COVID and the California Criminal Justice System: A Transformative Impact
The COVID-19 pandemic has left an indelible mark on various sectors globally, and the California criminal justice system is no exception. This unprecedented crisis has forced significant changes and adaptations in how the system operates, from court proceedings to law enforcement and correctional facilities. In this blog post, we explore the multifaceted impact of the pandemic on California’s criminal justice system and the potential long-term implications of these changes.
Table of Contents
Court Operations and Legal Proceedings
One of the most immediate and visible impacts of COVID-19 was on court operations. To comply with health guidelines and reduce the spread of the virus, courts across California had to:
Shift to Virtual Hearings: Many courts rapidly adopted virtual platforms for hearings, arraignments, and other legal proceedings. This digital transition, while necessary, posed challenges in terms of technology access and effectiveness in conducting complex hearings.
Case Backlogs: The pandemic led to significant delays in trials and hearings, resulting in a growing backlog of cases. These delays have implications for defendants’ right to a speedy trial and the overall efficiency of the justice system.
Jury Trials: Implementing social distancing significantly impacted the jury selection process and the conduct of jury trials, leading to further delays and complications.
Impact on Law Enforcement
Law enforcement agencies also had to adapt their operations due to COVID-19. There was a shift in priorities and practices, including:
Reduced Arrests and Detentions: To minimize the spread of the virus in jails, many agencies opted for cite-and-release practices for lower-level offenses, reducing the number of individuals taken into custody.
Health Risks to Officers: Law enforcement officers faced increased health risks due to their public-facing roles, necessitating changes in protocols and the provision of personal protective equipment.
Correctional Facilities and Inmate Health
Correctional facilities face some of the most significant challenges:
COVID-19 Outbreaks in Prisons and Jails: Overcrowded conditions made social distancing nearly impossible in many facilities, leading to severe outbreaks among inmates and staff.
Early Release Programs: In response to these outbreaks, California implemented early release programs for non-violent offenders and those nearing the end of their sentences to reduce the prison population and mitigate the spread of the virus.
Healthcare Challenges: The pandemic strained the already limited healthcare resources available in correctional facilities, impacting the health and well-being of inmates.
Long-Term Implications and Reforms
The pandemic has prompted a re-evaluation of many aspects of the criminal justice system in California, with potential long-term implications:
Continued Use of Technology: The successful use of virtual platforms for certain legal proceedings could lead to a permanent shift in how some aspects of the justice system operate, potentially improving efficiency and access.
Reforms in Incarceration Practices: The changes in arrest and detention practices during the pandemic have sparked discussions on broader criminal justice reforms, particularly regarding the treatment of non-violent offenders and the use of incarceration.
Focus on Inmate Health and Safety: The outbreaks in correctional facilities highlighted the need for improved healthcare and living conditions in prisons and jails, potentially driving reforms in inmate healthcare.
Rethinking Jury Trials: The challenges in conducting jury trials during the pandemic may lead to innovative approaches to jury management and trial procedures.
The COVID-19 pandemic has undoubtedly transformed the California criminal justice system in profound ways.
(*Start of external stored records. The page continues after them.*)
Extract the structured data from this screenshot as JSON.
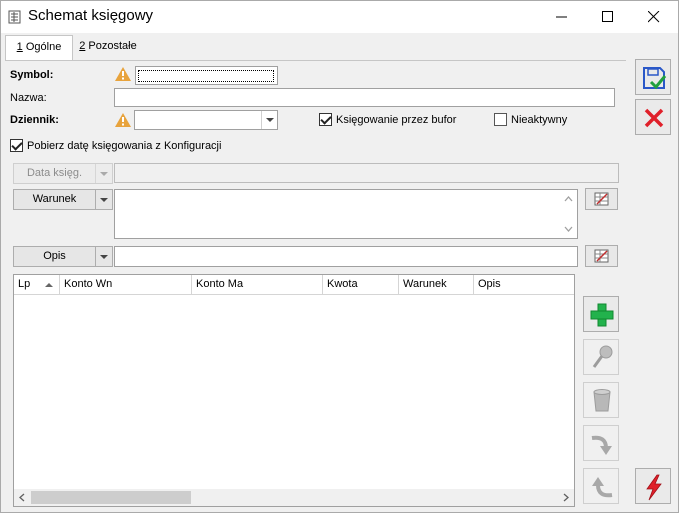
{
  "window": {
    "title": "Schemat księgowy",
    "icon": "document-grid-icon"
  },
  "tabs": [
    {
      "key": "1",
      "label": " Ogólne",
      "active": true
    },
    {
      "key": "2",
      "label": " Pozostałe",
      "active": false
    }
  ],
  "form": {
    "symbol_label": "Symbol:",
    "symbol_value": "",
    "nazwa_label": "Nazwa:",
    "nazwa_value": "",
    "dziennik_label": "Dziennik:",
    "dziennik_value": "",
    "bufor_label": "Księgowanie przez bufor",
    "bufor_checked": true,
    "nieaktywny_label": "Nieaktywny",
    "nieaktywny_checked": false,
    "pobierz_label": "Pobierz datę księgowania z Konfiguracji",
    "pobierz_checked": true,
    "data_kseg_label": "Data księg.",
    "data_kseg_value": "",
    "warunek_label": "Warunek",
    "warunek_value": "",
    "opis_label": "Opis",
    "opis_value": ""
  },
  "grid": {
    "columns": [
      "Lp",
      "Konto Wn",
      "Konto Ma",
      "Kwota",
      "Warunek",
      "Opis"
    ],
    "rows": [],
    "sort_column": "Lp",
    "sort_direction": "ascending"
  },
  "colors": {
    "warning": "#e8a33c",
    "add_green": "#22b24c",
    "cancel_red": "#e0202a",
    "save_blue": "#2a58c8"
  }
}
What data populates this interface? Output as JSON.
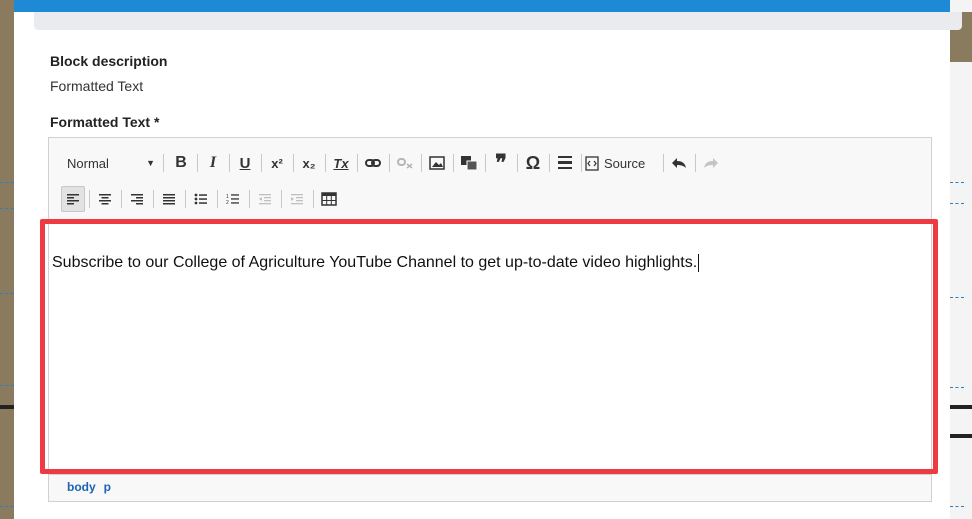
{
  "block_description": {
    "label": "Block description",
    "value": "Formatted Text"
  },
  "formatted_text": {
    "label": "Formatted Text *"
  },
  "toolbar": {
    "format_select": "Normal",
    "bold": "B",
    "italic": "I",
    "underline": "U",
    "superscript": "x²",
    "subscript": "x₂",
    "remove_format": "Tx",
    "source_label": "Source",
    "blockquote": "❞",
    "special_char": "Ω"
  },
  "editor": {
    "content": "Subscribe to our College of Agriculture YouTube Channel to get up-to-date video highlights."
  },
  "element_path": {
    "items": [
      "body",
      "p"
    ]
  },
  "colors": {
    "frame": "#1e8ad6",
    "highlight": "#ee3a43",
    "link": "#1a63b5"
  }
}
It has accelerated the adoption of technology, prompted a reassessment of incarceration practices, and highlighted critical areas in need of reform. As the state navigates the post-pandemic era, many of these changes may become permanent fixtures, shaping the future of the criminal justice system. The lessons learned during this challenging time could lead to a more efficient, equitable, and health-conscious system, aligning more closely with the ideals of justice and public safety.